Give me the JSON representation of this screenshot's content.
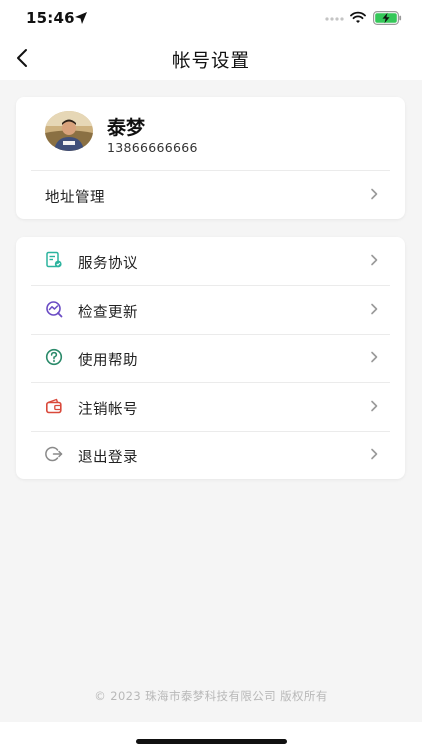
{
  "status_bar": {
    "time": "15:46",
    "icons": [
      "location-arrow-icon",
      "signal-icon",
      "wifi-icon",
      "battery-charging-icon"
    ]
  },
  "nav": {
    "title": "帐号设置",
    "back_icon": "chevron-left-icon"
  },
  "profile": {
    "name": "泰梦",
    "phone": "13866666666",
    "avatar_icon": "user-avatar-photo"
  },
  "address_row": {
    "label": "地址管理"
  },
  "menu": {
    "items": [
      {
        "label": "服务协议",
        "icon": "document-icon"
      },
      {
        "label": "检查更新",
        "icon": "update-chart-icon"
      },
      {
        "label": "使用帮助",
        "icon": "help-circle-icon"
      },
      {
        "label": "注销帐号",
        "icon": "wallet-icon"
      },
      {
        "label": "退出登录",
        "icon": "logout-icon"
      }
    ]
  },
  "footer": {
    "text": "© 2023 珠海市泰梦科技有限公司 版权所有"
  },
  "colors": {
    "background": "#f5f5f5",
    "card": "#ffffff",
    "service_icon": "#2bb39e",
    "update_icon": "#6a4bc4",
    "help_icon": "#2b8a6a",
    "cancel_icon": "#d9493b",
    "logout_icon": "#8a8a8a"
  }
}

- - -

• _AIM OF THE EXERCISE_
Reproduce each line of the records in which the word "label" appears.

• _ANSWER TO THIS TASK_
    "label": "地址管理"
        "label": "服务协议",
        "label": "检查更新",
        "label": "使用帮助",
        "label": "注销帐号",
        "label": "退出登录",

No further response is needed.